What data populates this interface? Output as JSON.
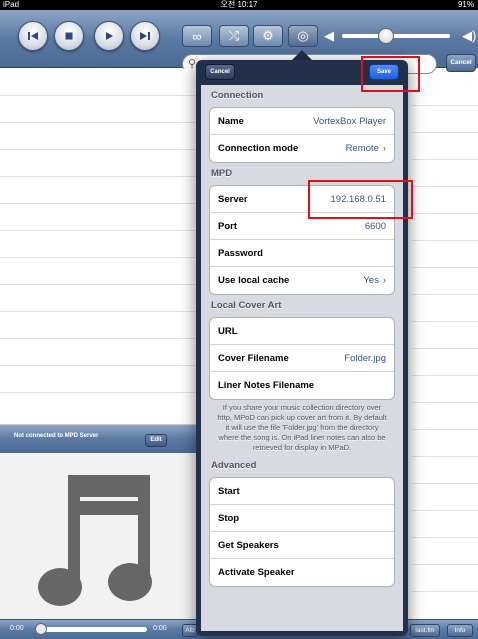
{
  "status_bar": {
    "device": "iPad",
    "time": "오전 10:17",
    "battery": "91%"
  },
  "search": {
    "placeholder": ""
  },
  "toolbar": {
    "cancel_label": "Cancel"
  },
  "now_playing": {
    "status": "Not connected to MPD Server",
    "edit_label": "Edit"
  },
  "bottom": {
    "elapsed": "0:00",
    "total": "0:00",
    "album_button": "Alb",
    "lastfm_button": "last.fm",
    "info_button": "Info"
  },
  "popover": {
    "cancel_label": "Cancel",
    "save_label": "Save",
    "connection": {
      "header": "Connection",
      "name": {
        "label": "Name",
        "value": "VortexBox Player"
      },
      "mode": {
        "label": "Connection mode",
        "value": "Remote"
      }
    },
    "mpd": {
      "header": "MPD",
      "server": {
        "label": "Server",
        "value": "192.168.0.51"
      },
      "port": {
        "label": "Port",
        "value": "6600"
      },
      "password": {
        "label": "Password",
        "value": ""
      },
      "cache": {
        "label": "Use local cache",
        "value": "Yes"
      }
    },
    "cover": {
      "header": "Local Cover Art",
      "url": {
        "label": "URL",
        "value": ""
      },
      "filename": {
        "label": "Cover Filename",
        "value": "Folder.jpg"
      },
      "liner": {
        "label": "Liner Notes Filename",
        "value": ""
      },
      "info": "If you share your music collection directory over http, MPoD can pick up cover art from it. By default it will use the file 'Folder.jpg' from the directory where the song is. On iPad liner notes can also be retrieved for display in MPaD."
    },
    "advanced": {
      "header": "Advanced",
      "items": [
        "Start",
        "Stop",
        "Get Speakers",
        "Activate Speaker"
      ]
    }
  },
  "colors": {
    "toolbar": "#5b7aa3",
    "popover": "#22304a",
    "save": "#1f5fe0",
    "highlight": "#e0101a"
  }
}
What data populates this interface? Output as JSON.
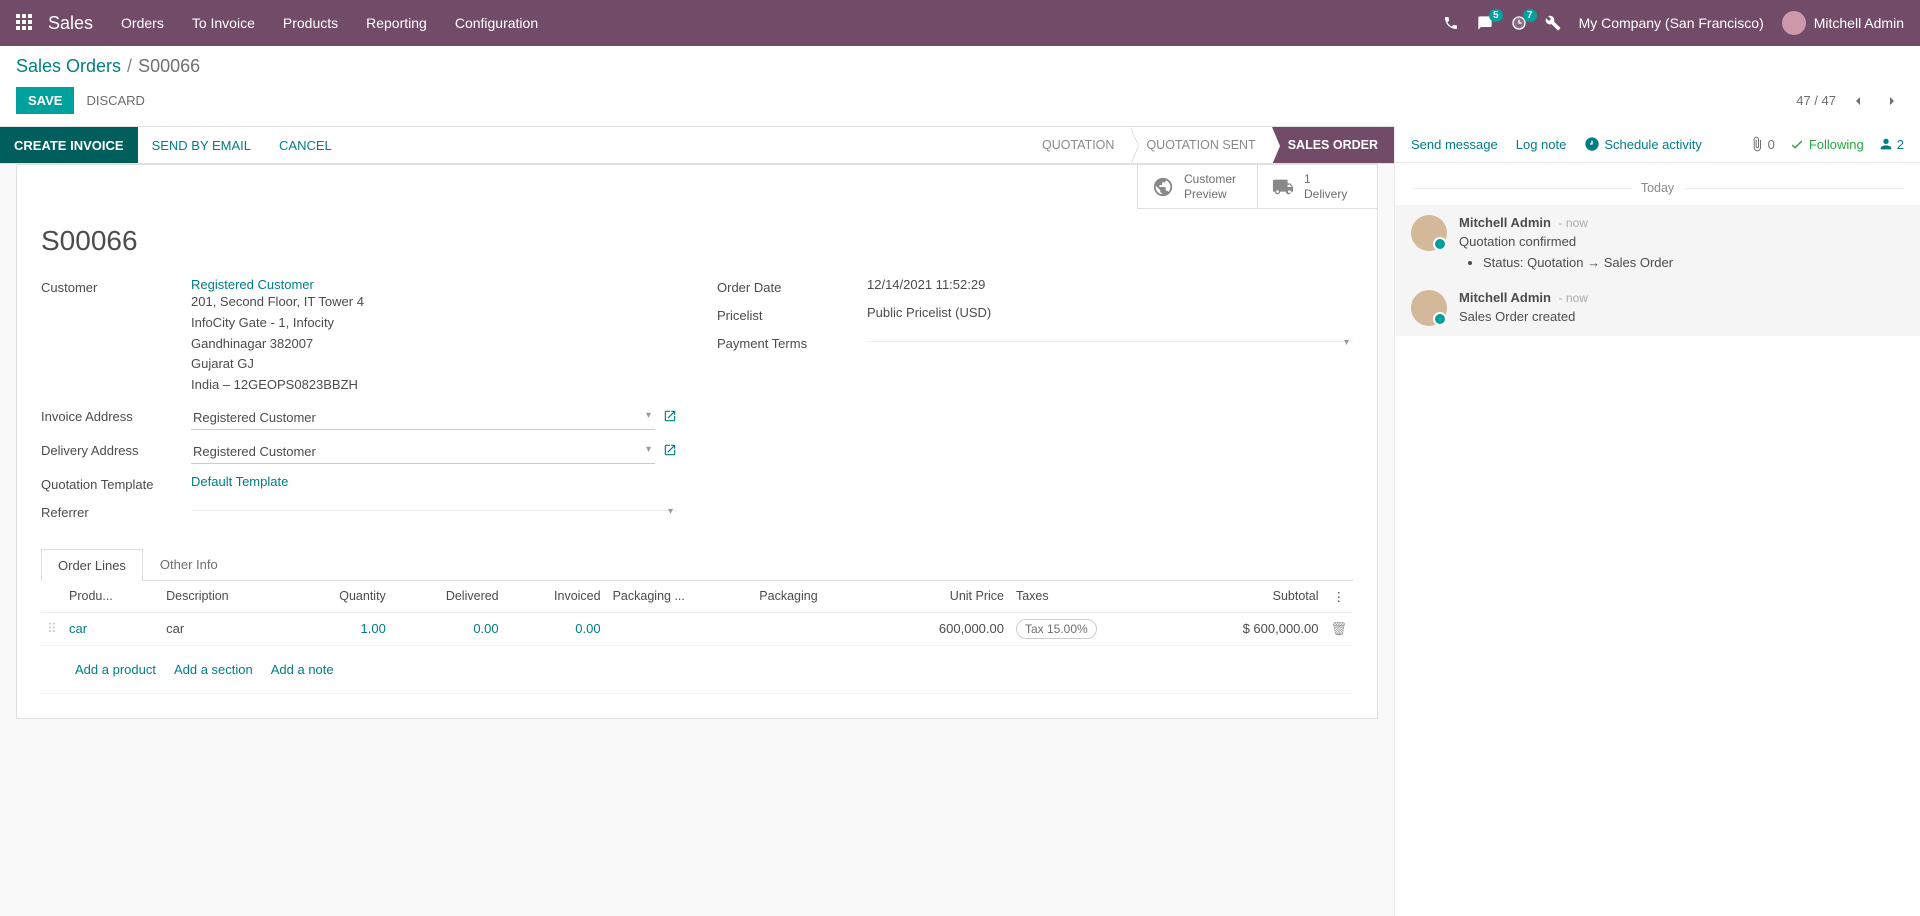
{
  "nav": {
    "brand": "Sales",
    "menu": [
      "Orders",
      "To Invoice",
      "Products",
      "Reporting",
      "Configuration"
    ],
    "chat_badge": "5",
    "activity_badge": "7",
    "company": "My Company (San Francisco)",
    "user": "Mitchell Admin"
  },
  "breadcrumb": {
    "root": "Sales Orders",
    "sep": "/",
    "current": "S00066"
  },
  "actions_top": {
    "save": "SAVE",
    "discard": "DISCARD"
  },
  "pager": {
    "text": "47 / 47"
  },
  "statusbar": {
    "create_invoice": "CREATE INVOICE",
    "send_email": "SEND BY EMAIL",
    "cancel": "CANCEL",
    "stages": [
      "QUOTATION",
      "QUOTATION SENT",
      "SALES ORDER"
    ]
  },
  "stat_buttons": {
    "preview": {
      "l1": "Customer",
      "l2": "Preview"
    },
    "delivery": {
      "count": "1",
      "label": "Delivery"
    }
  },
  "record": {
    "name": "S00066",
    "labels": {
      "customer": "Customer",
      "invoice_addr": "Invoice Address",
      "delivery_addr": "Delivery Address",
      "quote_tmpl": "Quotation Template",
      "referrer": "Referrer",
      "order_date": "Order Date",
      "pricelist": "Pricelist",
      "payment_terms": "Payment Terms"
    },
    "customer_name": "Registered Customer",
    "customer_addr": [
      "201, Second Floor, IT Tower 4",
      "InfoCity Gate - 1, Infocity",
      "Gandhinagar 382007",
      "Gujarat GJ",
      "India – 12GEOPS0823BBZH"
    ],
    "invoice_addr": "Registered Customer",
    "delivery_addr": "Registered Customer",
    "quote_tmpl": "Default Template",
    "order_date": "12/14/2021 11:52:29",
    "pricelist": "Public Pricelist (USD)"
  },
  "tabs": {
    "order_lines": "Order Lines",
    "other_info": "Other Info"
  },
  "lines": {
    "headers": {
      "product": "Produ...",
      "description": "Description",
      "quantity": "Quantity",
      "delivered": "Delivered",
      "invoiced": "Invoiced",
      "packaging_qty": "Packaging ...",
      "packaging": "Packaging",
      "unit_price": "Unit Price",
      "taxes": "Taxes",
      "subtotal": "Subtotal"
    },
    "rows": [
      {
        "product": "car",
        "description": "car",
        "quantity": "1.00",
        "delivered": "0.00",
        "invoiced": "0.00",
        "unit_price": "600,000.00",
        "tax": "Tax 15.00%",
        "subtotal": "$ 600,000.00"
      }
    ],
    "add": {
      "product": "Add a product",
      "section": "Add a section",
      "note": "Add a note"
    }
  },
  "chatter": {
    "send": "Send message",
    "log": "Log note",
    "schedule": "Schedule activity",
    "attach_count": "0",
    "following": "Following",
    "followers_count": "2",
    "today": "Today",
    "messages": [
      {
        "author": "Mitchell Admin",
        "time": "- now",
        "text": "Quotation confirmed",
        "detail_label": "Status: Quotation",
        "detail_to": "Sales Order"
      },
      {
        "author": "Mitchell Admin",
        "time": "- now",
        "text": "Sales Order created"
      }
    ]
  }
}
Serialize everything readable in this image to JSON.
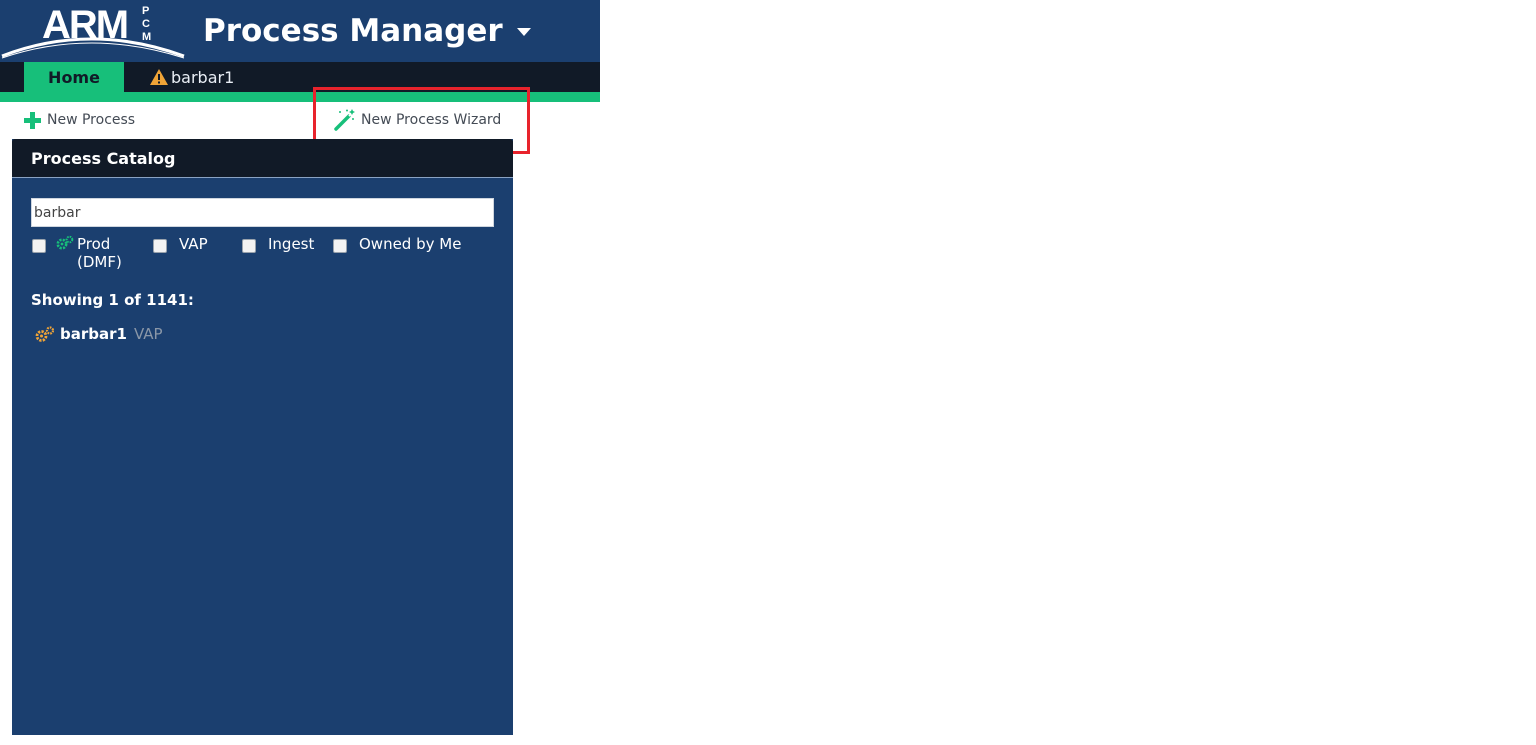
{
  "header": {
    "logo_text": "ARM",
    "logo_sub": "PCM",
    "app_title": "Process Manager"
  },
  "tabs": [
    {
      "label": "Home",
      "active": true
    },
    {
      "label": "barbar1",
      "warning": true
    }
  ],
  "toolbar": {
    "new_process_label": "New Process",
    "wizard_label": "New Process Wizard"
  },
  "catalog": {
    "title": "Process Catalog",
    "search_value": "barbar",
    "filters": [
      {
        "label": "Prod (DMF)",
        "checked": false,
        "icon": "gears-icon"
      },
      {
        "label": "VAP",
        "checked": false
      },
      {
        "label": "Ingest",
        "checked": false
      },
      {
        "label": "Owned by Me",
        "checked": false
      }
    ],
    "showing_text": "Showing 1 of 1141:",
    "results": [
      {
        "name": "barbar1",
        "type": "VAP",
        "icon": "gears-icon"
      }
    ]
  },
  "colors": {
    "header_bg": "#1b3f6f",
    "tabbar_bg": "#111a27",
    "accent_green": "#17bf7a",
    "warning_orange": "#f0a437",
    "highlight_red": "#e8232c"
  }
}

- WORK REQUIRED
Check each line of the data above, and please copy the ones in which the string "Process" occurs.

- EXPECTED ANSWER
    "app_title": "Process Manager"
    "new_process_label": "New Process",
    "wizard_label": "New Process Wizard"
    "title": "Process Catalog",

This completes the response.